Material to process
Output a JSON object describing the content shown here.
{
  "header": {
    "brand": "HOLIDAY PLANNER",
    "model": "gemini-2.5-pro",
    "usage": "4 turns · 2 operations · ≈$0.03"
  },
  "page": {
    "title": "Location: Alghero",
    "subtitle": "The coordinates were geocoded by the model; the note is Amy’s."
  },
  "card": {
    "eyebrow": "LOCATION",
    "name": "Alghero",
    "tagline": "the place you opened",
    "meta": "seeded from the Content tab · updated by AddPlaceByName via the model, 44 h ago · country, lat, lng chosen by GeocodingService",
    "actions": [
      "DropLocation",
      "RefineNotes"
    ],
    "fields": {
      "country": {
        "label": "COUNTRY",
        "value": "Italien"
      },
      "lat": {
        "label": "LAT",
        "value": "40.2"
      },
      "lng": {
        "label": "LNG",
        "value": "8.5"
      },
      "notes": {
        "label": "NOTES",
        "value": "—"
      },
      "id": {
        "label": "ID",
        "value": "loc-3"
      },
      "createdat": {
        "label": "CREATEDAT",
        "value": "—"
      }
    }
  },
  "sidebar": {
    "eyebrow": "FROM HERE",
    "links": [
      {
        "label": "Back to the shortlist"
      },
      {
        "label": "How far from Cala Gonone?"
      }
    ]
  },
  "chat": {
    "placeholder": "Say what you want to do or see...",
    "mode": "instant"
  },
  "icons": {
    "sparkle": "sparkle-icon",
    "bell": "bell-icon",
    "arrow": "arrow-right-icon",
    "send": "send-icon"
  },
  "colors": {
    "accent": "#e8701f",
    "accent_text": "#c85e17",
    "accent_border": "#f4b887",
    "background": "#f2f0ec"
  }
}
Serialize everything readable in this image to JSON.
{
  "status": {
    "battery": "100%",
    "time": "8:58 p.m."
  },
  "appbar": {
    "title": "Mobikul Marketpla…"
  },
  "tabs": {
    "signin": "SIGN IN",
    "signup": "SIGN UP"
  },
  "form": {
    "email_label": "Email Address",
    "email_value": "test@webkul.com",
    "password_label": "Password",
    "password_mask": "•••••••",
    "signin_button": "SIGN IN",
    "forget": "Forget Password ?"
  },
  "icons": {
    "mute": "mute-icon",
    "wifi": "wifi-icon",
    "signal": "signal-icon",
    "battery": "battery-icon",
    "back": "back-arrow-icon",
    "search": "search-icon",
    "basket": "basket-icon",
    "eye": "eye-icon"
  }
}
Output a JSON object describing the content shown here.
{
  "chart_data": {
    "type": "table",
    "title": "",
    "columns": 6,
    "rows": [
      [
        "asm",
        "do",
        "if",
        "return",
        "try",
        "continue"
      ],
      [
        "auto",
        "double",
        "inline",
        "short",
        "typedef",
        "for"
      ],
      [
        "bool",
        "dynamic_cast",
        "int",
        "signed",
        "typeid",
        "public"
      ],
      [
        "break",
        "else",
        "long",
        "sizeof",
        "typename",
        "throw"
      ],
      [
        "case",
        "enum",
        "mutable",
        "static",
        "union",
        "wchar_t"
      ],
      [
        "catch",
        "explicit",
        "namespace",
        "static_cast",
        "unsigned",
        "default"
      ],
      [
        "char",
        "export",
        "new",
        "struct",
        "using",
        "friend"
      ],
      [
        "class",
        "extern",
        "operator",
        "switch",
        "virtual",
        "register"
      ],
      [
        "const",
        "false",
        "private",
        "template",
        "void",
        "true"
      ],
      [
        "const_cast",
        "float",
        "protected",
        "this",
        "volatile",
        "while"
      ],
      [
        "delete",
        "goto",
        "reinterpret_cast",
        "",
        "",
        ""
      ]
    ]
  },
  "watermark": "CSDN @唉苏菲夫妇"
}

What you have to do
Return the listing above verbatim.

Answer to the exercise
Output a JSON object describing the content shown here.
{
  "header": {
    "brand": "HOLIDAY PLANNER",
    "model": "gemini-2.5-pro",
    "usage": "4 turns · 2 operations · ≈$0.03"
  },
  "page": {
    "title": "Location: Alghero",
    "subtitle": "The coordinates were geocoded by the model; the note is Amy’s."
  },
  "card": {
    "eyebrow": "LOCATION",
    "name": "Alghero",
    "tagline": "the place you opened",
    "meta": "seeded from the Content tab · updated by AddPlaceByName via the model, 44 h ago · country, lat, lng chosen by GeocodingService",
    "actions": [
      "DropLocation",
      "RefineNotes"
    ],
    "fields": {
      "country": {
        "label": "COUNTRY",
        "value": "Italien"
      },
      "lat": {
        "label": "LAT",
        "value": "40.2"
      },
      "lng": {
        "label": "LNG",
        "value": "8.5"
      },
      "notes": {
        "label": "NOTES",
        "value": "—"
      },
      "id": {
        "label": "ID",
        "value": "loc-3"
      },
      "createdat": {
        "label": "CREATEDAT",
        "value": "—"
      }
    }
  },
  "sidebar": {
    "eyebrow": "FROM HERE",
    "links": [
      {
        "label": "Back to the shortlist"
      },
      {
        "label": "How far from Cala Gonone?"
      }
    ]
  },
  "chat": {
    "placeholder": "Say what you want to do or see...",
    "mode": "instant"
  },
  "icons": {
    "sparkle": "sparkle-icon",
    "bell": "bell-icon",
    "arrow": "arrow-right-icon",
    "send": "send-icon"
  },
  "colors": {
    "accent": "#e8701f",
    "accent_text": "#c85e17",
    "accent_border": "#f4b887",
    "background": "#f2f0ec"
  }
}
Serialize everything readable in this image to JSON.
{
  "status": {
    "battery": "100%",
    "time": "8:58 p.m."
  },
  "appbar": {
    "title": "Mobikul Marketpla…"
  },
  "tabs": {
    "signin": "SIGN IN",
    "signup": "SIGN UP"
  },
  "form": {
    "email_label": "Email Address",
    "email_value": "test@webkul.com",
    "password_label": "Password",
    "password_mask": "•••••••",
    "signin_button": "SIGN IN",
    "forget": "Forget Password ?"
  },
  "icons": {
    "mute": "mute-icon",
    "wifi": "wifi-icon",
    "signal": "signal-icon",
    "battery": "battery-icon",
    "back": "back-arrow-icon",
    "search": "search-icon",
    "basket": "basket-icon",
    "eye": "eye-icon"
  }
}
Output a JSON object describing the content shown here.
{
  "chart_data": {
    "type": "table",
    "title": "",
    "columns": 6,
    "rows": [
      [
        "asm",
        "do",
        "if",
        "return",
        "try",
        "continue"
      ],
      [
        "auto",
        "double",
        "inline",
        "short",
        "typedef",
        "for"
      ],
      [
        "bool",
        "dynamic_cast",
        "int",
        "signed",
        "typeid",
        "public"
      ],
      [
        "break",
        "else",
        "long",
        "sizeof",
        "typename",
        "throw"
      ],
      [
        "case",
        "enum",
        "mutable",
        "static",
        "union",
        "wchar_t"
      ],
      [
        "catch",
        "explicit",
        "namespace",
        "static_cast",
        "unsigned",
        "default"
      ],
      [
        "char",
        "export",
        "new",
        "struct",
        "using",
        "friend"
      ],
      [
        "class",
        "extern",
        "operator",
        "switch",
        "virtual",
        "register"
      ],
      [
        "const",
        "false",
        "private",
        "template",
        "void",
        "true"
      ],
      [
        "const_cast",
        "float",
        "protected",
        "this",
        "volatile",
        "while"
      ],
      [
        "delete",
        "goto",
        "reinterpret_cast",
        "",
        "",
        ""
      ]
    ]
  },
  "watermark": "CSDN @唉苏菲夫妇"
}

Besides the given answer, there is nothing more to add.